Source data
◇ ◇ ◇ ◇ ◇

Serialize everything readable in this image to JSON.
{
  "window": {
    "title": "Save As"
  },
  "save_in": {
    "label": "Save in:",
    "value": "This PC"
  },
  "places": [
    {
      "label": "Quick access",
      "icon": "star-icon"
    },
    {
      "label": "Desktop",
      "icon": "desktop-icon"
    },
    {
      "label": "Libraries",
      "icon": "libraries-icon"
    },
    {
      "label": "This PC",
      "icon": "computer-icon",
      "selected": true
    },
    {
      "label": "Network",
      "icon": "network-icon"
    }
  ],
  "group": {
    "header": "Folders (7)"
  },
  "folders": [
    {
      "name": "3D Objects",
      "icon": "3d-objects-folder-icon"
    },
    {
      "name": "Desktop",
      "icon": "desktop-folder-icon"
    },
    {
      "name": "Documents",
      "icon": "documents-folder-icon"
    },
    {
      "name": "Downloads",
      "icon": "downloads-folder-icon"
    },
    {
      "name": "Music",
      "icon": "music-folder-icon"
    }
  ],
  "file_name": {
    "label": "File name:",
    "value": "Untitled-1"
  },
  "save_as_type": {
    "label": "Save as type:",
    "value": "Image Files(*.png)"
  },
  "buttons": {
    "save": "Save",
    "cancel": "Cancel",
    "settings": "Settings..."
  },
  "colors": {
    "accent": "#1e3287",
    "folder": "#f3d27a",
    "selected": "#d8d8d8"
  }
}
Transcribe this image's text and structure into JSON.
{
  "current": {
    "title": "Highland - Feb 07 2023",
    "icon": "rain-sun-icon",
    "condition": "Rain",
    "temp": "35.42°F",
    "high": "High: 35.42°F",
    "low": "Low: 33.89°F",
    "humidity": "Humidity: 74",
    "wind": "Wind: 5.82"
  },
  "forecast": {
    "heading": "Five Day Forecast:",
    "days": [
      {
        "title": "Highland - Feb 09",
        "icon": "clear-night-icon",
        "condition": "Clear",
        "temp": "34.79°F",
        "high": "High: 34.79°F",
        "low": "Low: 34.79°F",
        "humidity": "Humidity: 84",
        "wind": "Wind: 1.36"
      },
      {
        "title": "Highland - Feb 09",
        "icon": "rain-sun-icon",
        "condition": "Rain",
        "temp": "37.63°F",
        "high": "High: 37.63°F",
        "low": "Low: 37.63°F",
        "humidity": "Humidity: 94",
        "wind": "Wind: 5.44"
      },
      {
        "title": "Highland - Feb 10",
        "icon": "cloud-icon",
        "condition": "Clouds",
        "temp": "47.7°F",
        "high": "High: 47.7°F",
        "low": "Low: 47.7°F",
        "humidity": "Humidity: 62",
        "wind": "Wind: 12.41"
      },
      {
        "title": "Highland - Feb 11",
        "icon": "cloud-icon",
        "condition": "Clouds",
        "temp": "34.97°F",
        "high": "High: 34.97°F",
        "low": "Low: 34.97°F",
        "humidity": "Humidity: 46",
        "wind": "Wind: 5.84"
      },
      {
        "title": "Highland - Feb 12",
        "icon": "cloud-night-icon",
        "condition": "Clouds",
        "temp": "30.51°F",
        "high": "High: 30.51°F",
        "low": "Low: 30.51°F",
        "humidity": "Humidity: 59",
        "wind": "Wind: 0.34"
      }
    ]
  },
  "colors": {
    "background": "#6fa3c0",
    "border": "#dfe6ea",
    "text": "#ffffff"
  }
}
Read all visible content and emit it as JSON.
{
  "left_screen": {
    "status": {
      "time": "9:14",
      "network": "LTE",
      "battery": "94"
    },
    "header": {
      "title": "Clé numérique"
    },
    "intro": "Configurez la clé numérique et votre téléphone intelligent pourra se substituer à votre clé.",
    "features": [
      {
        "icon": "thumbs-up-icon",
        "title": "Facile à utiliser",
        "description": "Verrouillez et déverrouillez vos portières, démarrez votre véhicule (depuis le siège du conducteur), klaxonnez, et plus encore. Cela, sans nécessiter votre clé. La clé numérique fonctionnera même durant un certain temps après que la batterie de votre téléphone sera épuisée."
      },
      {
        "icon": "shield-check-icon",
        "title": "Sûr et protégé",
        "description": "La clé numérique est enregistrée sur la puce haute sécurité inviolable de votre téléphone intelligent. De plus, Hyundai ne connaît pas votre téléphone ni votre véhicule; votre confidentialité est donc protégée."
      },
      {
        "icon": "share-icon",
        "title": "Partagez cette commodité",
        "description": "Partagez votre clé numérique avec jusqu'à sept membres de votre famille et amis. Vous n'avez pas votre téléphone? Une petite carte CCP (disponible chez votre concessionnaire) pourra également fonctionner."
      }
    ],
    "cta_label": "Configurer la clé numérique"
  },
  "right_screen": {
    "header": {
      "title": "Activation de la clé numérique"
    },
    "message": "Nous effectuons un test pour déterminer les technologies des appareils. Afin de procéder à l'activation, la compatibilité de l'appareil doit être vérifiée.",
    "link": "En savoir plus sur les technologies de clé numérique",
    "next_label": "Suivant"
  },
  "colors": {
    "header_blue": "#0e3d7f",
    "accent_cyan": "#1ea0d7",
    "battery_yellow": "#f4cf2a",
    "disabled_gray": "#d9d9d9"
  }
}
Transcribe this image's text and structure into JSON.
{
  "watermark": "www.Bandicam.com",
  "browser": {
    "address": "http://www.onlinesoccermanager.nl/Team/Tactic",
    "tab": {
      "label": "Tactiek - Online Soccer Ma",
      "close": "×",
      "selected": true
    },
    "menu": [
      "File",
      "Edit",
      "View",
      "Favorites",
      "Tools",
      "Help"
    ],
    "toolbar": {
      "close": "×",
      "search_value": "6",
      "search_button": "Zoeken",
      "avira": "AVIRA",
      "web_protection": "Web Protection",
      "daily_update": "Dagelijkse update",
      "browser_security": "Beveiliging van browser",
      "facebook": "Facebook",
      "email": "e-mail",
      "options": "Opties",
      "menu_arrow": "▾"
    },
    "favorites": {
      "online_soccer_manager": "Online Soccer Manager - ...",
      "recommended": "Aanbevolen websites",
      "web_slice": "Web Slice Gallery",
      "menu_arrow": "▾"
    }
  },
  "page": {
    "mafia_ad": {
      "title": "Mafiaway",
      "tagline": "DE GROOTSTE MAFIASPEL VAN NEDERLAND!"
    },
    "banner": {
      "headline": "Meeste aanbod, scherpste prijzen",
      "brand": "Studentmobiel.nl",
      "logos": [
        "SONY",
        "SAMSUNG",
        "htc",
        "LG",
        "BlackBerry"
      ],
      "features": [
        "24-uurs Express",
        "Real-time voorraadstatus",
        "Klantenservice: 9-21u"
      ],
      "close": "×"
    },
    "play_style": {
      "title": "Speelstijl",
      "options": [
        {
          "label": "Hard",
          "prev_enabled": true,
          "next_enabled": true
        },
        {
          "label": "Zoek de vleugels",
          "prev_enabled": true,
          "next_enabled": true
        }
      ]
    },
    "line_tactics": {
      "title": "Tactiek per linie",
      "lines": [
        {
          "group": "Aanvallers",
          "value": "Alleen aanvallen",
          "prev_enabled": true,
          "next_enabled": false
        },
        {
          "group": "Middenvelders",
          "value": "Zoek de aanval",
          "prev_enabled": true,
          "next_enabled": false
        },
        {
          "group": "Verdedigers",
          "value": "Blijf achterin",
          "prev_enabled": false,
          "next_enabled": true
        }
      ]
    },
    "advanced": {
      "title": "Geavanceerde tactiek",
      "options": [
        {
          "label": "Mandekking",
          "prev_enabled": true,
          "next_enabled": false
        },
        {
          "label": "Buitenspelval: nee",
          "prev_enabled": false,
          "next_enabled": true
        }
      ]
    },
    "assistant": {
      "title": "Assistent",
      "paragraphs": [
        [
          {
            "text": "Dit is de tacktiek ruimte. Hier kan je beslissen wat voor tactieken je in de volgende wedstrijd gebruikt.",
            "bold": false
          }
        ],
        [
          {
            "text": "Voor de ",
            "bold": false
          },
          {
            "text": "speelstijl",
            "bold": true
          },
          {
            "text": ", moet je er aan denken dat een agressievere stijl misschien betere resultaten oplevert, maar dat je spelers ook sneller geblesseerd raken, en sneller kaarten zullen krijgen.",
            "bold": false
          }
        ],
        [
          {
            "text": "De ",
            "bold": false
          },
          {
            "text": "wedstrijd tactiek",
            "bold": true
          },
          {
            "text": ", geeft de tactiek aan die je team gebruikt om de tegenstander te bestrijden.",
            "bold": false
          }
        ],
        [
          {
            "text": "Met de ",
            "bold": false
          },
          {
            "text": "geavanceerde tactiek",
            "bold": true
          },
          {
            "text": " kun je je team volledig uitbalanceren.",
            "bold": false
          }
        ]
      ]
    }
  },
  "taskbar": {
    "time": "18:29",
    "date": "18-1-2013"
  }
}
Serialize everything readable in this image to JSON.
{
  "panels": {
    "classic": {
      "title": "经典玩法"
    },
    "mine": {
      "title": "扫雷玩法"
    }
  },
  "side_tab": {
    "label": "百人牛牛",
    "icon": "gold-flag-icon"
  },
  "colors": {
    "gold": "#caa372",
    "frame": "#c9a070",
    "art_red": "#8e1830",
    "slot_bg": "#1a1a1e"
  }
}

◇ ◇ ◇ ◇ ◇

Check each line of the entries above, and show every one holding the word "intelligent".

= EXERCISE OUTPUT =
    "intro": "Configurez la clé numérique et votre téléphone intelligent pourra se substituer à votre clé.",
        "description": "La clé numérique est enregistrée sur la puce haute sécurité inviolable de votre téléphone intelligent. De plus, Hyundai ne connaît pas votre téléphone ni votre véhicule; votre confidentialité est donc protégée."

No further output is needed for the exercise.